[App and web page records]
#####

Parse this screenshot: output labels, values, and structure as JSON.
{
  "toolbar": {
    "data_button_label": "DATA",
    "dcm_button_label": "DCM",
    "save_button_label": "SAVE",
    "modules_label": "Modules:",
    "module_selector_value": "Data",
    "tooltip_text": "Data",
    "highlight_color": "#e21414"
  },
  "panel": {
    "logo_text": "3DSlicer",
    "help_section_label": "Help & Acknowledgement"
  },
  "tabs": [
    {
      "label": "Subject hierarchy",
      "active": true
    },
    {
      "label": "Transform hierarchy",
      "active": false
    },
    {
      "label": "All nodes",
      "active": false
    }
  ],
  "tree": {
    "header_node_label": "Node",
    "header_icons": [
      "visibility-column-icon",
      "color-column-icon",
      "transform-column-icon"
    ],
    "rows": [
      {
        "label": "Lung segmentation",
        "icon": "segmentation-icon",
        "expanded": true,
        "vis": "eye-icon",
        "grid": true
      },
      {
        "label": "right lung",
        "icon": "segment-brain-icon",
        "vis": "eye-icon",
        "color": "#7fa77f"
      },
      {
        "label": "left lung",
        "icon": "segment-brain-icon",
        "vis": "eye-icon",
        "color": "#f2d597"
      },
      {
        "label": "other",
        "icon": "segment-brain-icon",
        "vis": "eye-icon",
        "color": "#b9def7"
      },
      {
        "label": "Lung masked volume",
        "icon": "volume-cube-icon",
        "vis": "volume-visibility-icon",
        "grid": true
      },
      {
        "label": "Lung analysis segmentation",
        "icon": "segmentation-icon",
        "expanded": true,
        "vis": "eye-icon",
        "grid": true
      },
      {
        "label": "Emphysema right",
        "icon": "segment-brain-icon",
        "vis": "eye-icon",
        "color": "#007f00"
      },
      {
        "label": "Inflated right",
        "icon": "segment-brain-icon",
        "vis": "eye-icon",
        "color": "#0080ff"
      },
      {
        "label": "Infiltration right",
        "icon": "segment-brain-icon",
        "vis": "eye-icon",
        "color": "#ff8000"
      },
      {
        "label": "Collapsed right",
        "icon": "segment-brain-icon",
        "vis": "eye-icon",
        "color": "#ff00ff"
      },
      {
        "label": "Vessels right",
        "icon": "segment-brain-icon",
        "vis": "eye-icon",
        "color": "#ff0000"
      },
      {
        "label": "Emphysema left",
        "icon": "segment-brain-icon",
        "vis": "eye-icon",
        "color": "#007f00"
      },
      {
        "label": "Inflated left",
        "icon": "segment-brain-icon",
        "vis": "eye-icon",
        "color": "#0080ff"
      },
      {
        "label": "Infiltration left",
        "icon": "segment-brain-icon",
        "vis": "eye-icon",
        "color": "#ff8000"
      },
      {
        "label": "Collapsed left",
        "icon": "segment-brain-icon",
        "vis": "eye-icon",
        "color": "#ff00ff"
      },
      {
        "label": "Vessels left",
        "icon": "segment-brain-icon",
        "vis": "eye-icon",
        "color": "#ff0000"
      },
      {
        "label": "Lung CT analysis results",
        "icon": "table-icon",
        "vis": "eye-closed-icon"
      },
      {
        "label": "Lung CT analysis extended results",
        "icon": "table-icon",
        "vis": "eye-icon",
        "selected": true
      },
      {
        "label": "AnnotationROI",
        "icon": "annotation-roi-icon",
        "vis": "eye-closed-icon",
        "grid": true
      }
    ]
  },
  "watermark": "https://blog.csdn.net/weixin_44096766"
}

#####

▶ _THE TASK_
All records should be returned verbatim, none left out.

▶ _SOLUTION_
Parse this screenshot: output labels, values, and structure as JSON.
{
  "toolbar": {
    "data_button_label": "DATA",
    "dcm_button_label": "DCM",
    "save_button_label": "SAVE",
    "modules_label": "Modules:",
    "module_selector_value": "Data",
    "tooltip_text": "Data",
    "highlight_color": "#e21414"
  },
  "panel": {
    "logo_text": "3DSlicer",
    "help_section_label": "Help & Acknowledgement"
  },
  "tabs": [
    {
      "label": "Subject hierarchy",
      "active": true
    },
    {
      "label": "Transform hierarchy",
      "active": false
    },
    {
      "label": "All nodes",
      "active": false
    }
  ],
  "tree": {
    "header_node_label": "Node",
    "header_icons": [
      "visibility-column-icon",
      "color-column-icon",
      "transform-column-icon"
    ],
    "rows": [
      {
        "label": "Lung segmentation",
        "icon": "segmentation-icon",
        "expanded": true,
        "vis": "eye-icon",
        "grid": true
      },
      {
        "label": "right lung",
        "icon": "segment-brain-icon",
        "vis": "eye-icon",
        "color": "#7fa77f"
      },
      {
        "label": "left lung",
        "icon": "segment-brain-icon",
        "vis": "eye-icon",
        "color": "#f2d597"
      },
      {
        "label": "other",
        "icon": "segment-brain-icon",
        "vis": "eye-icon",
        "color": "#b9def7"
      },
      {
        "label": "Lung masked volume",
        "icon": "volume-cube-icon",
        "vis": "volume-visibility-icon",
        "grid": true
      },
      {
        "label": "Lung analysis segmentation",
        "icon": "segmentation-icon",
        "expanded": true,
        "vis": "eye-icon",
        "grid": true
      },
      {
        "label": "Emphysema right",
        "icon": "segment-brain-icon",
        "vis": "eye-icon",
        "color": "#007f00"
      },
      {
        "label": "Inflated right",
        "icon": "segment-brain-icon",
        "vis": "eye-icon",
        "color": "#0080ff"
      },
      {
        "label": "Infiltration right",
        "icon": "segment-brain-icon",
        "vis": "eye-icon",
        "color": "#ff8000"
      },
      {
        "label": "Collapsed right",
        "icon": "segment-brain-icon",
        "vis": "eye-icon",
        "color": "#ff00ff"
      },
      {
        "label": "Vessels right",
        "icon": "segment-brain-icon",
        "vis": "eye-icon",
        "color": "#ff0000"
      },
      {
        "label": "Emphysema left",
        "icon": "segment-brain-icon",
        "vis": "eye-icon",
        "color": "#007f00"
      },
      {
        "label": "Inflated left",
        "icon": "segment-brain-icon",
        "vis": "eye-icon",
        "color": "#0080ff"
      },
      {
        "label": "Infiltration left",
        "icon": "segment-brain-icon",
        "vis": "eye-icon",
        "color": "#ff8000"
      },
      {
        "label": "Collapsed left",
        "icon": "segment-brain-icon",
        "vis": "eye-icon",
        "color": "#ff00ff"
      },
      {
        "label": "Vessels left",
        "icon": "segment-brain-icon",
        "vis": "eye-icon",
        "color": "#ff0000"
      },
      {
        "label": "Lung CT analysis results",
        "icon": "table-icon",
        "vis": "eye-closed-icon"
      },
      {
        "label": "Lung CT analysis extended results",
        "icon": "table-icon",
        "vis": "eye-icon",
        "selected": true
      },
      {
        "label": "AnnotationROI",
        "icon": "annotation-roi-icon",
        "vis": "eye-closed-icon",
        "grid": true
      }
    ]
  },
  "watermark": "https://blog.csdn.net/weixin_44096766"
}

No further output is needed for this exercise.